Crowns are perfect if you have mismatched teeth or have had root canal as the tooth is left weaker and needs to be protected considering that it is no longer technically alive and able to look after itself.

Crowns will normally be made from porcelain that has been bonded to precious metals as it is long and hard wearing. However, for a more natural look, you can have crowns made entirely from porcelain although these are best for front teeth as they do not last long enough for molars.

More modern techniques make use of glass and ceramic, which offer a metal-free alternative but can be just as hard-wearing as metal and as natural looking as porcelain.

The Crowning Process
The first step involves removing much of the tooth’s original structure and enamel, including parts of the tooth that may still be healthy, so that the crown can cover the remainder securely.

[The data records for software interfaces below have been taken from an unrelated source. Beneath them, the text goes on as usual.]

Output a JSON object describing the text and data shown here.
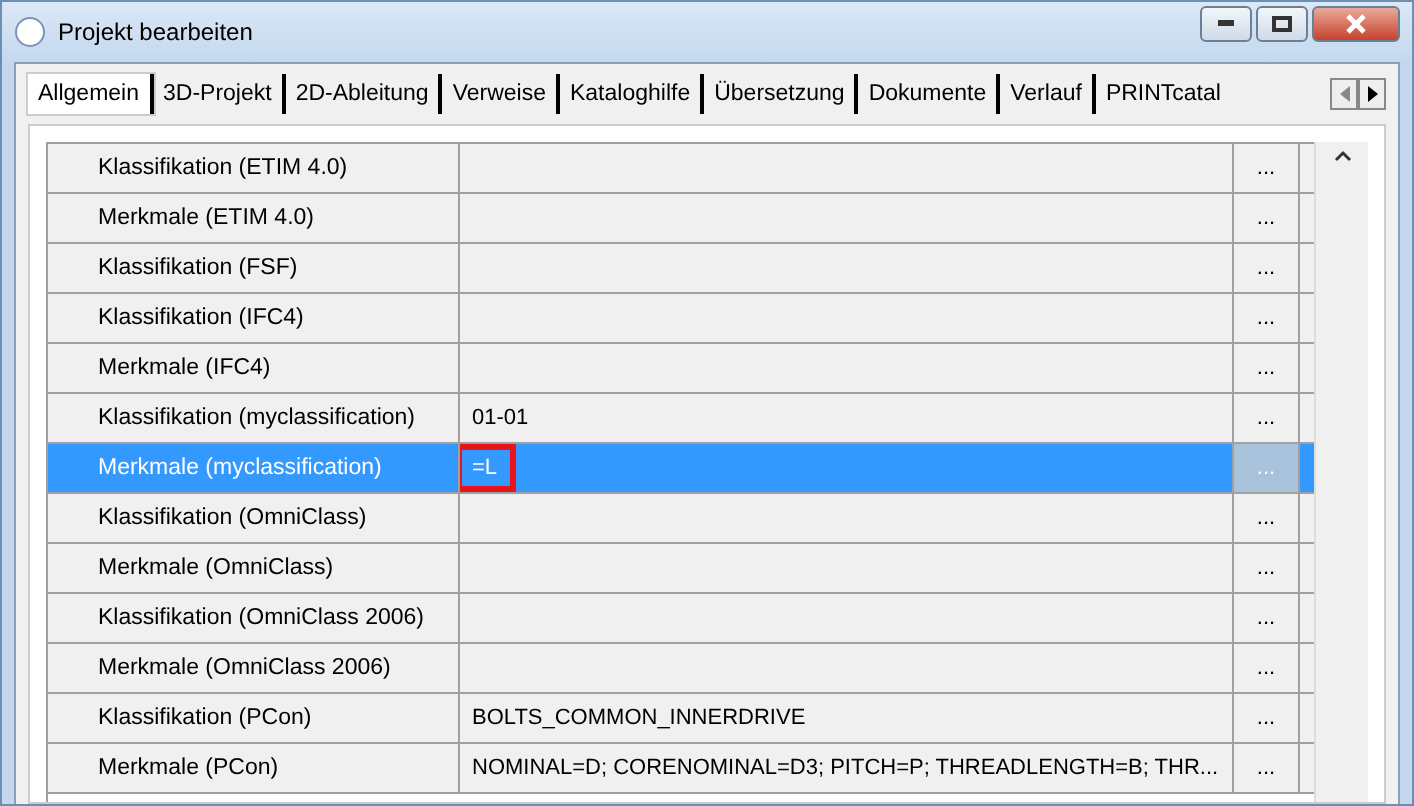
{
  "window": {
    "title": "Projekt bearbeiten"
  },
  "tabs": [
    {
      "label": "Allgemein",
      "selected": true
    },
    {
      "label": "3D-Projekt",
      "selected": false
    },
    {
      "label": "2D-Ableitung",
      "selected": false
    },
    {
      "label": "Verweise",
      "selected": false
    },
    {
      "label": "Kataloghilfe",
      "selected": false
    },
    {
      "label": "Übersetzung",
      "selected": false
    },
    {
      "label": "Dokumente",
      "selected": false
    },
    {
      "label": "Verlauf",
      "selected": false
    },
    {
      "label": "PRINTcatal",
      "selected": false
    }
  ],
  "table": {
    "rows": [
      {
        "name": "Klassifikation (ETIM 4.0)",
        "value": "",
        "button": "...",
        "selected": false,
        "highlighted": false
      },
      {
        "name": "Merkmale (ETIM 4.0)",
        "value": "",
        "button": "...",
        "selected": false,
        "highlighted": false
      },
      {
        "name": "Klassifikation (FSF)",
        "value": "",
        "button": "...",
        "selected": false,
        "highlighted": false
      },
      {
        "name": "Klassifikation (IFC4)",
        "value": "",
        "button": "...",
        "selected": false,
        "highlighted": false
      },
      {
        "name": "Merkmale (IFC4)",
        "value": "",
        "button": "...",
        "selected": false,
        "highlighted": false
      },
      {
        "name": "Klassifikation (myclassification)",
        "value": "01-01",
        "button": "...",
        "selected": false,
        "highlighted": false
      },
      {
        "name": "Merkmale (myclassification)",
        "value": "=L",
        "button": "...",
        "selected": true,
        "highlighted": true
      },
      {
        "name": "Klassifikation (OmniClass)",
        "value": "",
        "button": "...",
        "selected": false,
        "highlighted": false
      },
      {
        "name": "Merkmale (OmniClass)",
        "value": "",
        "button": "...",
        "selected": false,
        "highlighted": false
      },
      {
        "name": "Klassifikation (OmniClass 2006)",
        "value": "",
        "button": "...",
        "selected": false,
        "highlighted": false
      },
      {
        "name": "Merkmale (OmniClass 2006)",
        "value": "",
        "button": "...",
        "selected": false,
        "highlighted": false
      },
      {
        "name": "Klassifikation (PCon)",
        "value": "BOLTS_COMMON_INNERDRIVE",
        "button": "...",
        "selected": false,
        "highlighted": false
      },
      {
        "name": "Merkmale (PCon)",
        "value": "NOMINAL=D; CORENOMINAL=D3; PITCH=P; THREADLENGTH=B; THR...",
        "button": "...",
        "selected": false,
        "highlighted": false
      }
    ]
  }
}
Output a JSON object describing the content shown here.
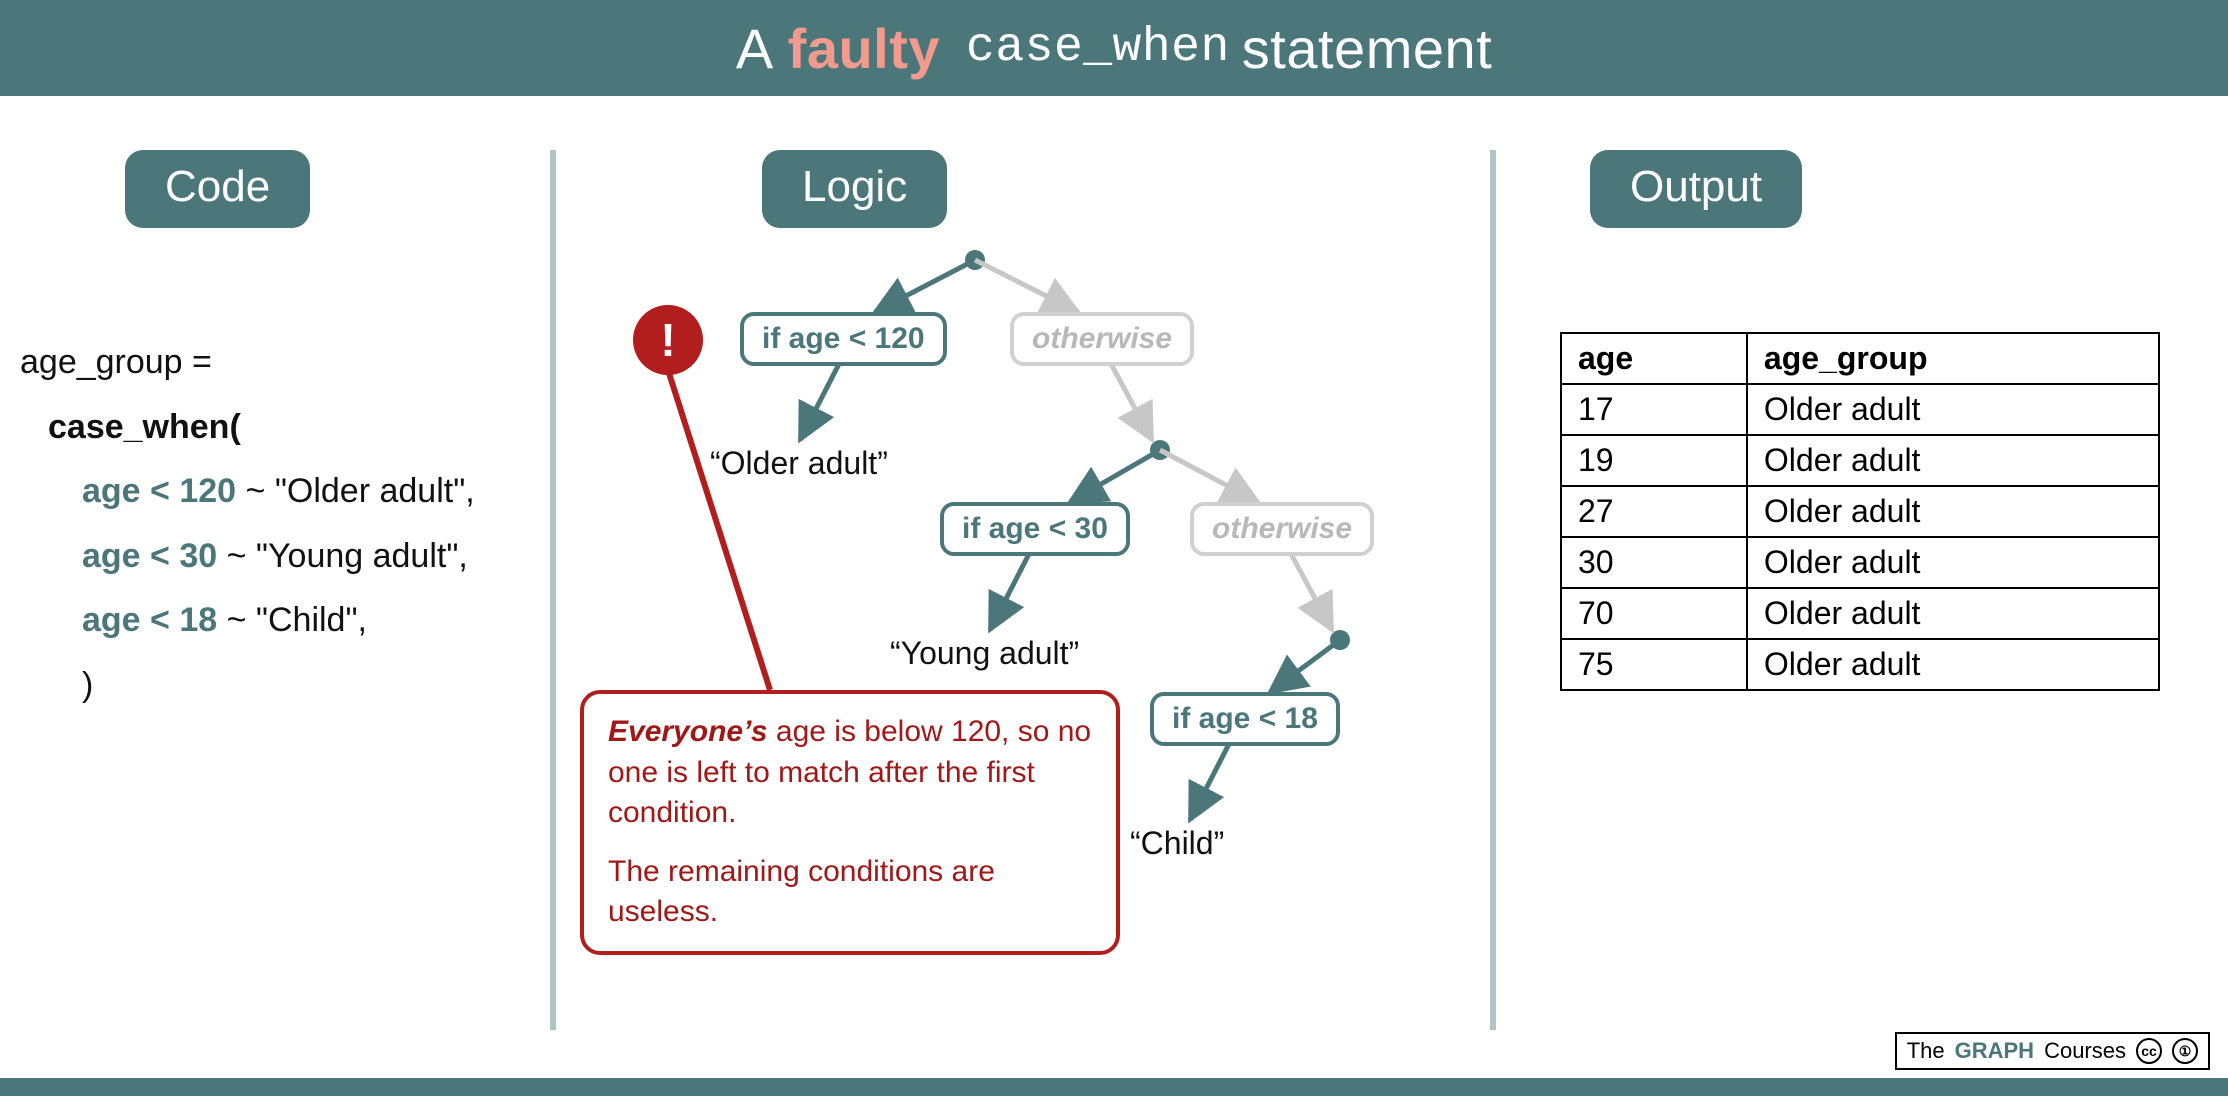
{
  "title": {
    "pre": "A",
    "faulty": "faulty",
    "cw": "case_when",
    "post": "statement"
  },
  "sections": {
    "code": "Code",
    "logic": "Logic",
    "output": "Output"
  },
  "code": {
    "assign": "age_group  =",
    "fn": "case_when(",
    "arms": [
      {
        "cond": "age < 120",
        "tilde": " ~ ",
        "value": "\"Older adult\","
      },
      {
        "cond": "age < 30",
        "tilde": " ~ ",
        "value": "\"Young adult\","
      },
      {
        "cond": "age < 18",
        "tilde": " ~ ",
        "value": "\"Child\","
      }
    ],
    "close": ")"
  },
  "logic": {
    "cond1": "if age < 120",
    "cond2": "if age < 30",
    "cond3": "if age < 18",
    "otherwise": "otherwise",
    "leaf1": "“Older adult”",
    "leaf2": "“Young adult”",
    "leaf3": "“Child”",
    "bang": "!",
    "callout_line1a": "Everyone’s",
    "callout_line1b": " age is below 120, so no one is left to match after the first condition.",
    "callout_line2": "The remaining conditions are useless."
  },
  "output": {
    "headers": [
      "age",
      "age_group"
    ],
    "rows": [
      [
        "17",
        "Older adult"
      ],
      [
        "19",
        "Older adult"
      ],
      [
        "27",
        "Older adult"
      ],
      [
        "30",
        "Older adult"
      ],
      [
        "70",
        "Older adult"
      ],
      [
        "75",
        "Older adult"
      ]
    ]
  },
  "attribution": {
    "pre": "The",
    "graph": "GRAPH",
    "post": "Courses"
  }
}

The crown is then bonded to the tooth with dental glue. Obviously, the downside of this procedure is that it cannot be reversed. The remaining tooth will be a little more than a stump, so if a crown or bridge doesn’t work, removal may be the only other option and a false tooth put in its place.

A filling material is used to build the tooth back up to shape. An impression of the tooth plus the upper and lower surrounding teeth is taken to ensure the crown fits perfectly into your mouth and won’t affect your bite.

You will be fitted with a temporary crown for the two to three weeks it takes for the dental laboratory to create your crown, which can then be fitted in place.

The Life Expectancy of a Crown
You can expect the crown to last up to 15 years before it will need to be replaced, but there are a few things that can go wrong such as the crown becoming loose, falling off, or chipping. It is vital that you contact your dentist as soon as this happens so that they can advise you on the best way to look after your crown and the remaining tooth, until you can be refitted, so as to avoid bacteria getting under the crown and causing further decay to your original tooth.

Victoria Connor is a leading dentist who specialises in crowns and bridges and advises on behalf of